In the past, planning detailed visual investigations of deepwater archaeological sites has primarily been done with side scan sonar and subbottom profiler data. Advancements in multibeam bathymetry acquisition and processing, especially of backscatter data, now provide additional ways to view these sites. Deepwater archaeologists have begun to utilize bathymetry and backscatter data to develop better understandings of overall site conditions and attributes. As a result, they are able to develop more cost and time effective investigation plans to detail deepwater sites with increased accuracy. This paper will examine several deepwater shipwreck sites to demonstrate how use of the backscatter and bathymetry data has advanced the investigation methodologies used on deepwater archaeological sites.
Underwater archaeology has long relied on technology to locate and initially document inundated archaeological sites or shipwrecks. For years, side scan sonars, subbottom profilers, and magnetometers have been the primary documentation tools for archaeologists studying sites in both shallow and deep water environs.
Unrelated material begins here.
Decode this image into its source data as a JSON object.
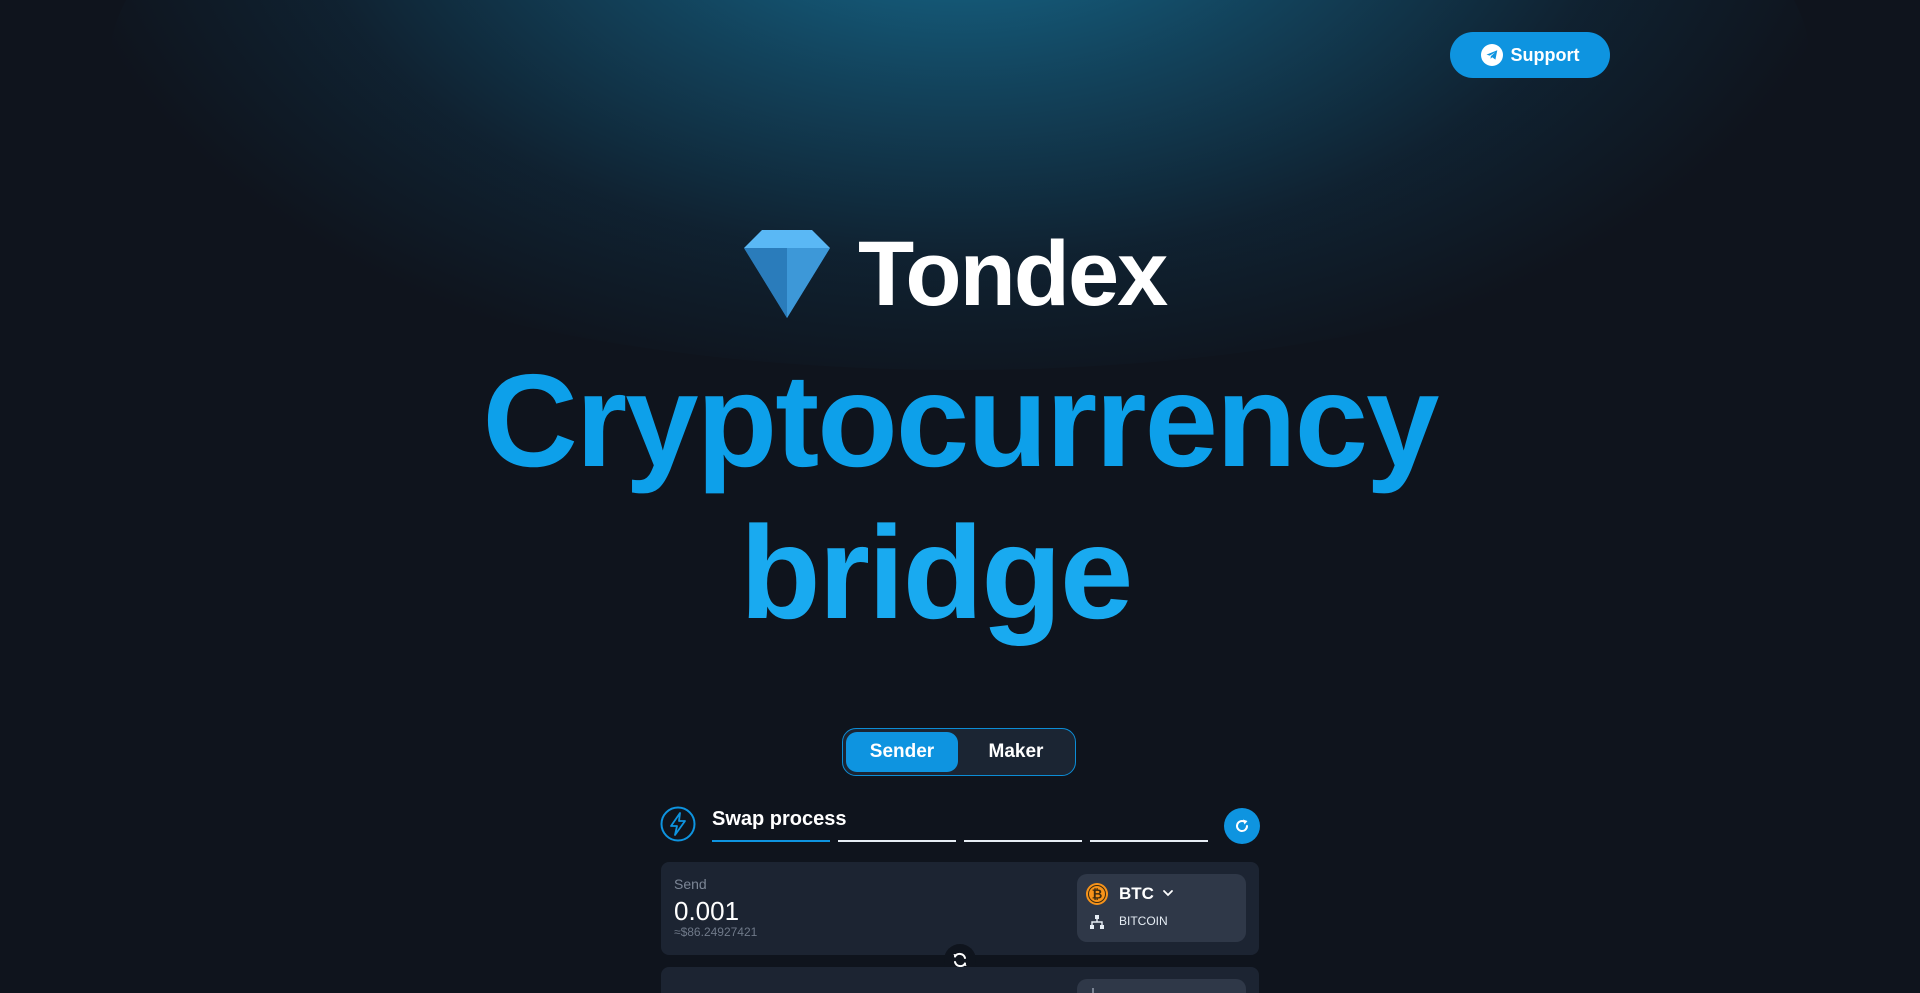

Within the past decade, with access to new technologies, archaeologists added multibeam systems to their archaeological investigative tool kit. Multibeam bathymetry and backscatter provide high resolution, accurately positioned data that can be easily quantified, repeated, and integrated (Lawrence and Oxley, 2004). Using multibeam data with visualization software now allows three-dimensional (3D) views of archaeological sites from the shallowest lagoons to the deepest ocean reaches.
Several innovative projects, including ScapaMap and RASSE, at the beginning of this century resulted in the increased use of multibeam data for archaeological investigations. These cutting edge studies proved the viability of multibeam bathymetry and backscatter for archaeology; they also influenced many areas of underwater archaeology, including deepwater archaeology. Deepwater archaeologists, many in oil and gas related fields, building upon these earlier studies have adopted multibeam data as part of a larger investigation methodology for deepwater shipwreck documentation and interpretation. This paper explores the role multibeam bathymetry and backscatter play within deepwater shipwreck investigation methodologies.
At the beginning of the 21st century, several underwater archaeological projects employed multibeam systems for site documentation. Investigations on the Normandy Coast documented submerged features associated with the D-Day Landings. The project documented diverse submerged features including lost vehicles, vessels sunk as artificial breakwaters, and Mayberry Dock remnants originally used to hasten the supply flow to the beachheads (Mayer, et al., 2003). In Italy, high resolution multibeam surveys mapped the inundated Roman City at Baia and the Roman harbor at Porto Guilio (Wille, 2005).
Two projects in the United Kingdom, ScapaMap and RASSE, were the most influential in illustrating the potential for multibeam in archaeology and the most pertinent to multibeams use for deepwater shipwreck studies.